◆ TASK STATEMENT
Lines with "Index": please show every one of them from the listing below.

START DATA FOR THIS TASK

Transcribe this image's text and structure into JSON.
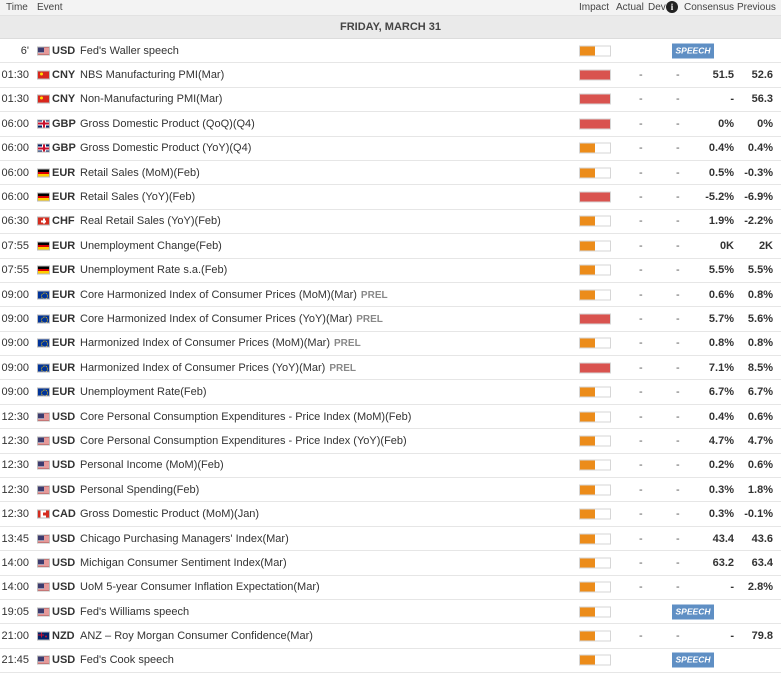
{
  "colors": {
    "impact_high": "#d9534f",
    "impact_med": "#ec8c1a",
    "impact_empty": "#ffffff",
    "speech_badge": "#5f8fc4"
  },
  "header": {
    "time": "Time",
    "event": "Event",
    "impact": "Impact",
    "actual": "Actual",
    "dev": "Dev",
    "info_icon": "i",
    "consensus": "Consensus",
    "previous": "Previous"
  },
  "date_label": "FRIDAY, MARCH 31",
  "rows": [
    {
      "time": "6'",
      "flag": "us",
      "cur": "USD",
      "event": "Fed's Waller speech",
      "impact": "med",
      "actual": "",
      "dev": "",
      "cons": "",
      "prev": "",
      "speech": "SPEECH"
    },
    {
      "time": "01:30",
      "flag": "cn",
      "cur": "CNY",
      "event": "NBS Manufacturing PMI(Mar)",
      "impact": "high",
      "actual": "-",
      "dev": "-",
      "cons": "51.5",
      "prev": "52.6"
    },
    {
      "time": "01:30",
      "flag": "cn",
      "cur": "CNY",
      "event": "Non-Manufacturing PMI(Mar)",
      "impact": "high",
      "actual": "-",
      "dev": "-",
      "cons": "-",
      "prev": "56.3"
    },
    {
      "time": "06:00",
      "flag": "gb",
      "cur": "GBP",
      "event": "Gross Domestic Product (QoQ)(Q4)",
      "impact": "high",
      "actual": "-",
      "dev": "-",
      "cons": "0%",
      "prev": "0%"
    },
    {
      "time": "06:00",
      "flag": "gb",
      "cur": "GBP",
      "event": "Gross Domestic Product (YoY)(Q4)",
      "impact": "med",
      "actual": "-",
      "dev": "-",
      "cons": "0.4%",
      "prev": "0.4%"
    },
    {
      "time": "06:00",
      "flag": "de",
      "cur": "EUR",
      "event": "Retail Sales (MoM)(Feb)",
      "impact": "med",
      "actual": "-",
      "dev": "-",
      "cons": "0.5%",
      "prev": "-0.3%"
    },
    {
      "time": "06:00",
      "flag": "de",
      "cur": "EUR",
      "event": "Retail Sales (YoY)(Feb)",
      "impact": "high",
      "actual": "-",
      "dev": "-",
      "cons": "-5.2%",
      "prev": "-6.9%"
    },
    {
      "time": "06:30",
      "flag": "ch",
      "cur": "CHF",
      "event": "Real Retail Sales (YoY)(Feb)",
      "impact": "med",
      "actual": "-",
      "dev": "-",
      "cons": "1.9%",
      "prev": "-2.2%"
    },
    {
      "time": "07:55",
      "flag": "de",
      "cur": "EUR",
      "event": "Unemployment Change(Feb)",
      "impact": "med",
      "actual": "-",
      "dev": "-",
      "cons": "0K",
      "prev": "2K"
    },
    {
      "time": "07:55",
      "flag": "de",
      "cur": "EUR",
      "event": "Unemployment Rate s.a.(Feb)",
      "impact": "med",
      "actual": "-",
      "dev": "-",
      "cons": "5.5%",
      "prev": "5.5%"
    },
    {
      "time": "09:00",
      "flag": "eu",
      "cur": "EUR",
      "event": "Core Harmonized Index of Consumer Prices (MoM)(Mar)",
      "prel": "PREL",
      "impact": "med",
      "actual": "-",
      "dev": "-",
      "cons": "0.6%",
      "prev": "0.8%"
    },
    {
      "time": "09:00",
      "flag": "eu",
      "cur": "EUR",
      "event": "Core Harmonized Index of Consumer Prices (YoY)(Mar)",
      "prel": "PREL",
      "impact": "high",
      "actual": "-",
      "dev": "-",
      "cons": "5.7%",
      "prev": "5.6%"
    },
    {
      "time": "09:00",
      "flag": "eu",
      "cur": "EUR",
      "event": "Harmonized Index of Consumer Prices (MoM)(Mar)",
      "prel": "PREL",
      "impact": "med",
      "actual": "-",
      "dev": "-",
      "cons": "0.8%",
      "prev": "0.8%"
    },
    {
      "time": "09:00",
      "flag": "eu",
      "cur": "EUR",
      "event": "Harmonized Index of Consumer Prices (YoY)(Mar)",
      "prel": "PREL",
      "impact": "high",
      "actual": "-",
      "dev": "-",
      "cons": "7.1%",
      "prev": "8.5%"
    },
    {
      "time": "09:00",
      "flag": "eu",
      "cur": "EUR",
      "event": "Unemployment Rate(Feb)",
      "impact": "med",
      "actual": "-",
      "dev": "-",
      "cons": "6.7%",
      "prev": "6.7%"
    },
    {
      "time": "12:30",
      "flag": "us",
      "cur": "USD",
      "event": "Core Personal Consumption Expenditures - Price Index (MoM)(Feb)",
      "impact": "med",
      "actual": "-",
      "dev": "-",
      "cons": "0.4%",
      "prev": "0.6%"
    },
    {
      "time": "12:30",
      "flag": "us",
      "cur": "USD",
      "event": "Core Personal Consumption Expenditures - Price Index (YoY)(Feb)",
      "impact": "med",
      "actual": "-",
      "dev": "-",
      "cons": "4.7%",
      "prev": "4.7%"
    },
    {
      "time": "12:30",
      "flag": "us",
      "cur": "USD",
      "event": "Personal Income (MoM)(Feb)",
      "impact": "med",
      "actual": "-",
      "dev": "-",
      "cons": "0.2%",
      "prev": "0.6%"
    },
    {
      "time": "12:30",
      "flag": "us",
      "cur": "USD",
      "event": "Personal Spending(Feb)",
      "impact": "med",
      "actual": "-",
      "dev": "-",
      "cons": "0.3%",
      "prev": "1.8%"
    },
    {
      "time": "12:30",
      "flag": "ca",
      "cur": "CAD",
      "event": "Gross Domestic Product (MoM)(Jan)",
      "impact": "med",
      "actual": "-",
      "dev": "-",
      "cons": "0.3%",
      "prev": "-0.1%"
    },
    {
      "time": "13:45",
      "flag": "us",
      "cur": "USD",
      "event": "Chicago Purchasing Managers' Index(Mar)",
      "impact": "med",
      "actual": "-",
      "dev": "-",
      "cons": "43.4",
      "prev": "43.6"
    },
    {
      "time": "14:00",
      "flag": "us",
      "cur": "USD",
      "event": "Michigan Consumer Sentiment Index(Mar)",
      "impact": "med",
      "actual": "-",
      "dev": "-",
      "cons": "63.2",
      "prev": "63.4"
    },
    {
      "time": "14:00",
      "flag": "us",
      "cur": "USD",
      "event": "UoM 5-year Consumer Inflation Expectation(Mar)",
      "impact": "med",
      "actual": "-",
      "dev": "-",
      "cons": "-",
      "prev": "2.8%"
    },
    {
      "time": "19:05",
      "flag": "us",
      "cur": "USD",
      "event": "Fed's Williams speech",
      "impact": "med",
      "actual": "",
      "dev": "",
      "cons": "",
      "prev": "",
      "speech": "SPEECH"
    },
    {
      "time": "21:00",
      "flag": "nz",
      "cur": "NZD",
      "event": "ANZ – Roy Morgan Consumer Confidence(Mar)",
      "impact": "med",
      "actual": "-",
      "dev": "-",
      "cons": "-",
      "prev": "79.8"
    },
    {
      "time": "21:45",
      "flag": "us",
      "cur": "USD",
      "event": "Fed's Cook speech",
      "impact": "med",
      "actual": "",
      "dev": "",
      "cons": "",
      "prev": "",
      "speech": "SPEECH"
    }
  ]
}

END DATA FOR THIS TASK

◆ RESPONSE AREA
      "event": "Core Harmonized Index of Consumer Prices (MoM)(Mar)",
      "event": "Core Harmonized Index of Consumer Prices (YoY)(Mar)",
      "event": "Harmonized Index of Consumer Prices (MoM)(Mar)",
      "event": "Harmonized Index of Consumer Prices (YoY)(Mar)",
      "event": "Core Personal Consumption Expenditures - Price Index (MoM)(Feb)",
      "event": "Core Personal Consumption Expenditures - Price Index (YoY)(Feb)",
      "event": "Chicago Purchasing Managers' Index(Mar)",
      "event": "Michigan Consumer Sentiment Index(Mar)",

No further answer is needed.